   If I encounter orcas, I will not approach or follow them, but instead will slow down (as
Washington State law requires) to reduce noise, and quietly depart, to a distance of at least ½ nautical mile where possible.
   If unable to differentiate between the endangered southern resident orcas and transient
orcas, I will treat all orcas as southern residents and take the aforementioned precautions.
   I will encourage people I know who own or operate boats (motorized or non-motorized) to also take this pledge.


Reducing noise and disturbance on the water is one thing we can do that will help right now, by making it easier for the orcas to forage for scarce salmon, rest, socialize, and birth and raise healthy calves.

We hope you will share this information and the pledge opportunity with your members, and also consider taking a similar pledge as an organization on behalf of your boating community. We will help publicize your leadership in press releases, blog posts, and social media. We envision a brighter future when the orcas are recovered, thriving in healthy and abundant seas. But that day will never come unless we act boldly and courageously to protect them now, and give them the space and the salmon they need. Please commit to stop watching the Southern Residents, and join with us to make the Salish Sea a place that can sustain them again.

Pledge organizers are Friends of the San Juans, Natural Resources Defense Council, Seattle Aquarium, The Whale Trail, Washington Environmental Council. We are joined by the undersigned in our request.

Thank you for considering, and we look forward to hearing from you.
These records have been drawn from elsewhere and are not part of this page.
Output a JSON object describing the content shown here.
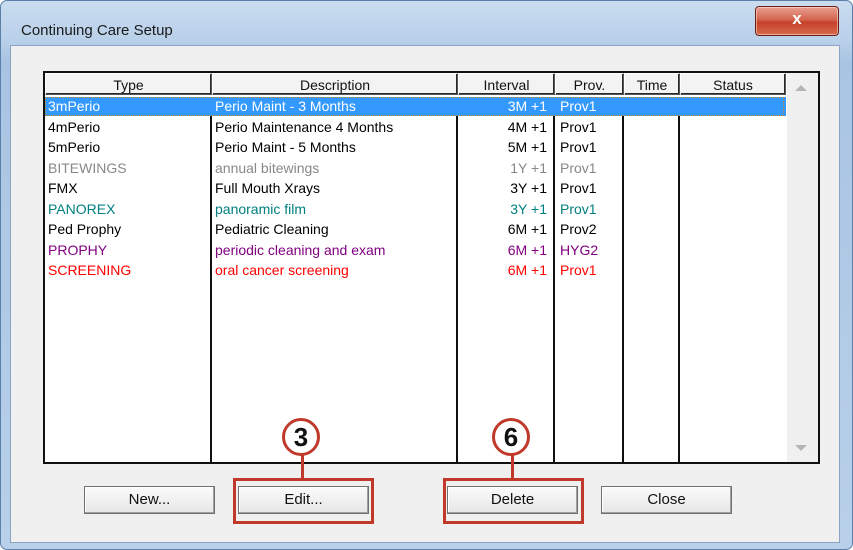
{
  "window": {
    "title": "Continuing Care Setup",
    "close_glyph": "x"
  },
  "columns": [
    "Type",
    "Description",
    "Interval",
    "Prov.",
    "Time",
    "Status"
  ],
  "rows": [
    {
      "type": "3mPerio",
      "description": "Perio Maint - 3 Months",
      "interval": "3M +1",
      "prov": "Prov1",
      "time": "",
      "status": "",
      "color": "#000000",
      "selected": true
    },
    {
      "type": "4mPerio",
      "description": "Perio Maintenance 4 Months",
      "interval": "4M +1",
      "prov": "Prov1",
      "time": "",
      "status": "",
      "color": "#000000",
      "selected": false
    },
    {
      "type": "5mPerio",
      "description": "Perio Maint - 5 Months",
      "interval": "5M +1",
      "prov": "Prov1",
      "time": "",
      "status": "",
      "color": "#000000",
      "selected": false
    },
    {
      "type": "BITEWINGS",
      "description": "annual bitewings",
      "interval": "1Y +1",
      "prov": "Prov1",
      "time": "",
      "status": "",
      "color": "#888888",
      "selected": false
    },
    {
      "type": "FMX",
      "description": "Full Mouth Xrays",
      "interval": "3Y +1",
      "prov": "Prov1",
      "time": "",
      "status": "",
      "color": "#000000",
      "selected": false
    },
    {
      "type": "PANOREX",
      "description": "panoramic film",
      "interval": "3Y +1",
      "prov": "Prov1",
      "time": "",
      "status": "",
      "color": "#008080",
      "selected": false
    },
    {
      "type": "Ped Prophy",
      "description": "Pediatric Cleaning",
      "interval": "6M +1",
      "prov": "Prov2",
      "time": "",
      "status": "",
      "color": "#000000",
      "selected": false
    },
    {
      "type": "PROPHY",
      "description": "periodic cleaning and exam",
      "interval": "6M +1",
      "prov": "HYG2",
      "time": "",
      "status": "",
      "color": "#800080",
      "selected": false
    },
    {
      "type": "SCREENING",
      "description": "oral cancer screening",
      "interval": "6M +1",
      "prov": "Prov1",
      "time": "",
      "status": "",
      "color": "#ff0000",
      "selected": false
    }
  ],
  "buttons": {
    "new": "New...",
    "edit": "Edit...",
    "delete": "Delete",
    "close": "Close"
  },
  "callouts": {
    "edit_step": "3",
    "delete_step": "6"
  }
}
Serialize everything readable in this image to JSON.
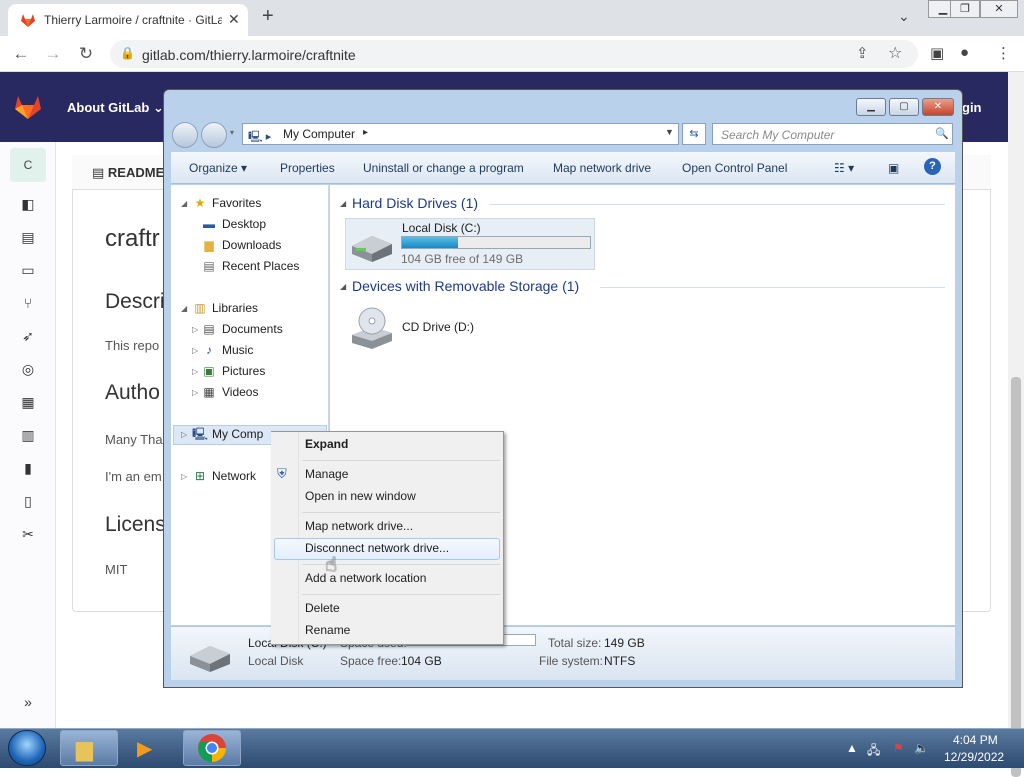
{
  "browser": {
    "tab_title": "Thierry Larmoire / craftnite · GitLab",
    "url": "gitlab.com/thierry.larmoire/craftnite",
    "colors": {
      "tabstrip": "#dee1e6",
      "omnibox": "#f1f3f4"
    }
  },
  "gitlab": {
    "nav_about": "About GitLab",
    "nav_login": "gin",
    "avatar_letter": "C",
    "readme_label": "README",
    "heading": "craftr",
    "description_heading": "Descri",
    "description_text": "This repo",
    "authors_heading": "Autho",
    "authors_line1": "Many Tha",
    "authors_line2": "I'm an em",
    "license_heading": "Licens",
    "license_text": "MIT",
    "colors": {
      "topbar": "#292961"
    },
    "sidebar_icons": [
      "project-icon",
      "repository-icon",
      "issues-icon",
      "merge-request-icon",
      "deploy-icon",
      "monitor-icon",
      "packages-icon",
      "analytics-icon",
      "chart-icon",
      "wiki-icon",
      "snippets-icon"
    ]
  },
  "explorer": {
    "address": "My Computer",
    "search_placeholder": "Search My Computer",
    "commands": [
      "Organize",
      "Properties",
      "Uninstall or change a program",
      "Map network drive",
      "Open Control Panel"
    ],
    "nav": {
      "favorites": "Favorites",
      "desktop": "Desktop",
      "downloads": "Downloads",
      "recent": "Recent Places",
      "libraries": "Libraries",
      "documents": "Documents",
      "music": "Music",
      "pictures": "Pictures",
      "videos": "Videos",
      "mycomputer": "My Comp",
      "network": "Network"
    },
    "group_hdd": "Hard Disk Drives (1)",
    "group_removable": "Devices with Removable Storage (1)",
    "drive_c_name": "Local Disk (C:)",
    "drive_c_free": "104 GB free of 149 GB",
    "drive_c_used_fraction": 0.3,
    "drive_d_name": "CD Drive (D:)",
    "details": {
      "name": "Local Disk (C:)",
      "type": "Local Disk",
      "space_used_label": "Space used:",
      "space_free_label": "Space free:",
      "space_free_value": "104 GB",
      "total_label": "Total size:",
      "total_value": "149 GB",
      "fs_label": "File system:",
      "fs_value": "NTFS"
    },
    "colors": {
      "frame": "#b9d1ea",
      "group_title": "#1e3a87"
    }
  },
  "context_menu": {
    "expand": "Expand",
    "manage": "Manage",
    "open_new_window": "Open in new window",
    "map_drive": "Map network drive...",
    "disconnect_drive": "Disconnect network drive...",
    "add_location": "Add a network location",
    "delete": "Delete",
    "rename": "Rename"
  },
  "taskbar": {
    "time": "4:04 PM",
    "date": "12/29/2022"
  }
}
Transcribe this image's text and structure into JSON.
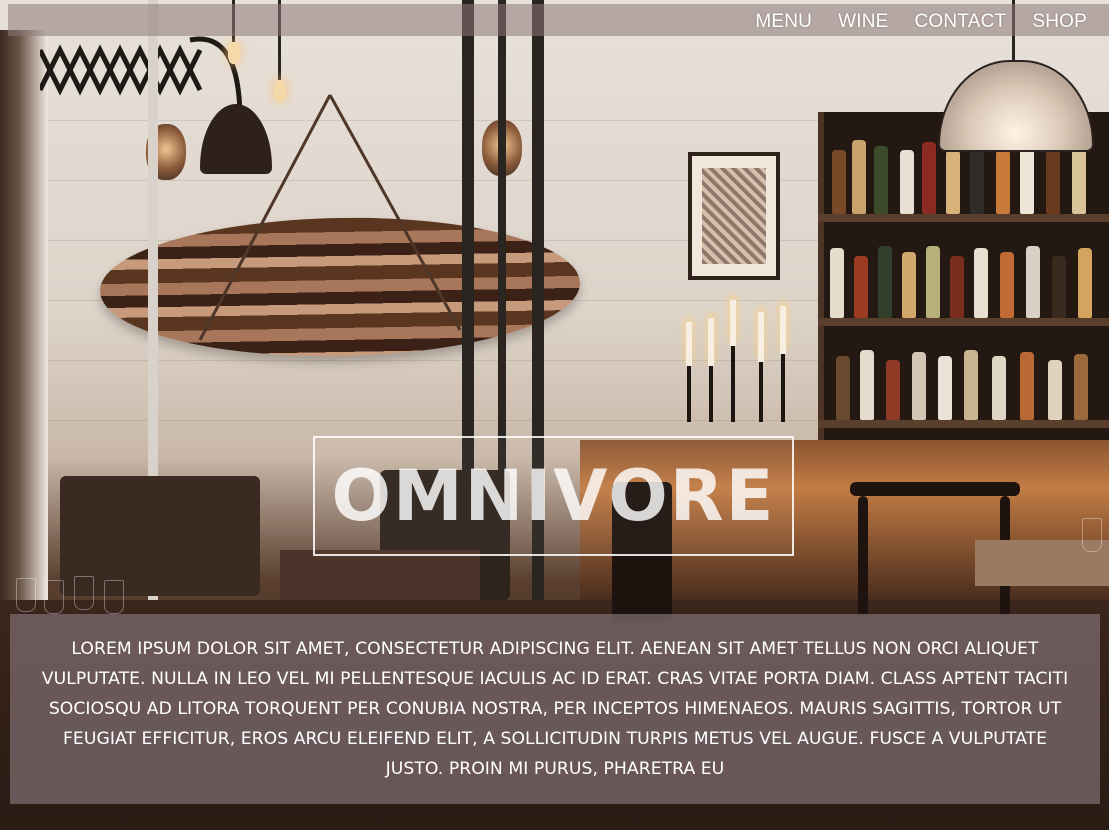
{
  "nav": {
    "items": [
      "MENU",
      "WINE",
      "CONTACT",
      "SHOP"
    ]
  },
  "logo": {
    "text": "OMNIVORE"
  },
  "description": {
    "text": "LOREM IPSUM DOLOR SIT AMET, CONSECTETUR ADIPISCING ELIT. AENEAN SIT AMET TELLUS NON ORCI ALIQUET VULPUTATE. NULLA IN LEO VEL MI PELLENTESQUE IACULIS AC ID ERAT. CRAS VITAE PORTA DIAM. CLASS APTENT TACITI SOCIOSQU AD LITORA TORQUENT PER CONUBIA NOSTRA, PER INCEPTOS HIMENAEOS. MAURIS SAGITTIS, TORTOR UT FEUGIAT EFFICITUR, EROS ARCU ELEIFEND ELIT, A SOLLICITUDIN TURPIS METUS VEL AUGUE. FUSCE A VULPUTATE JUSTO. PROIN MI PURUS, PHARETRA EU"
  },
  "colors": {
    "nav_overlay": "#8c7876",
    "panel_overlay": "#7a686c",
    "text": "#ffffff"
  }
}
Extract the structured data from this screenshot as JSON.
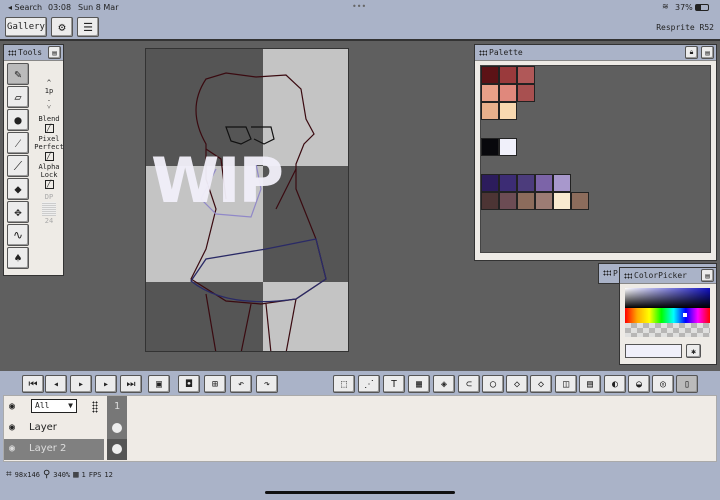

If you have any questions, please do not hesitate to reach out to any of the organizers.

Sincerely,

Mindy Roberts, Puget Sound Program Director, Washington Environmental Council
Former Member, Governor Inslee’s Task Force on Southern Resident Orca Recovery
(mindy@wecprotects.org)
Nora Nickum, Ocean Policy Manager, Seattle Aquarium (n.nickum@seattleaquarium.org)
Michael Jasny, Director of Marine Mammal Protection, Natural Resources Defense Council
(mjasny@nrdc.org)
Lovel Pratt, Marine Protection and Policy Director, Friends of the San Juans (lovel@sanjuans.org)
Donna Sandstrom, Director, The Whale Trail (donna@thewhaletrail.org)
Former Member, Governor Inslee’s Task Force on Southern Resident Orca Recovery
Joe Scordino, Former Deputy Regional Administrator, NOAA Fisheries (Retired)
Timothy J. Ragen, Ph.D., Former Executive Director, U.S. Marine Mammal Commission (Retired)
Christopher W. Clark, Ph.D., Imogene Johnson Senior Scientist, Bioacoustics Research Program,
Cornell University
Will Hall, Mayor, City of Shoreline
Former Member, Governor Inslee’s Task Force on Southern Resident Orca Recovery
Butch Smith, Former Member, Governor Inslee’s Task Force on Southern Resident Orca Recovery
Brendan Flynn, Puget Sound Commercial Fisherman
Former Member, Governor Inslee’s Task Force on Southern Resident Orca Recovery
Christianne Wilhelmson, Executive Director, Georgia Strait Alliance
Misty MacDuffy, Wild Salmon Program Director, Raincoast Conservation Foundation
Sophia Ressler, Washington Wildlife Advocate, Staff Attorney, Center for Biological Diversity
Chris Connolly, Pacific Northwest Field Representative, Endangered Species Coalition
Hussein Alidina, Lead Specialist, Ocean Conservation, World Wildlife Fund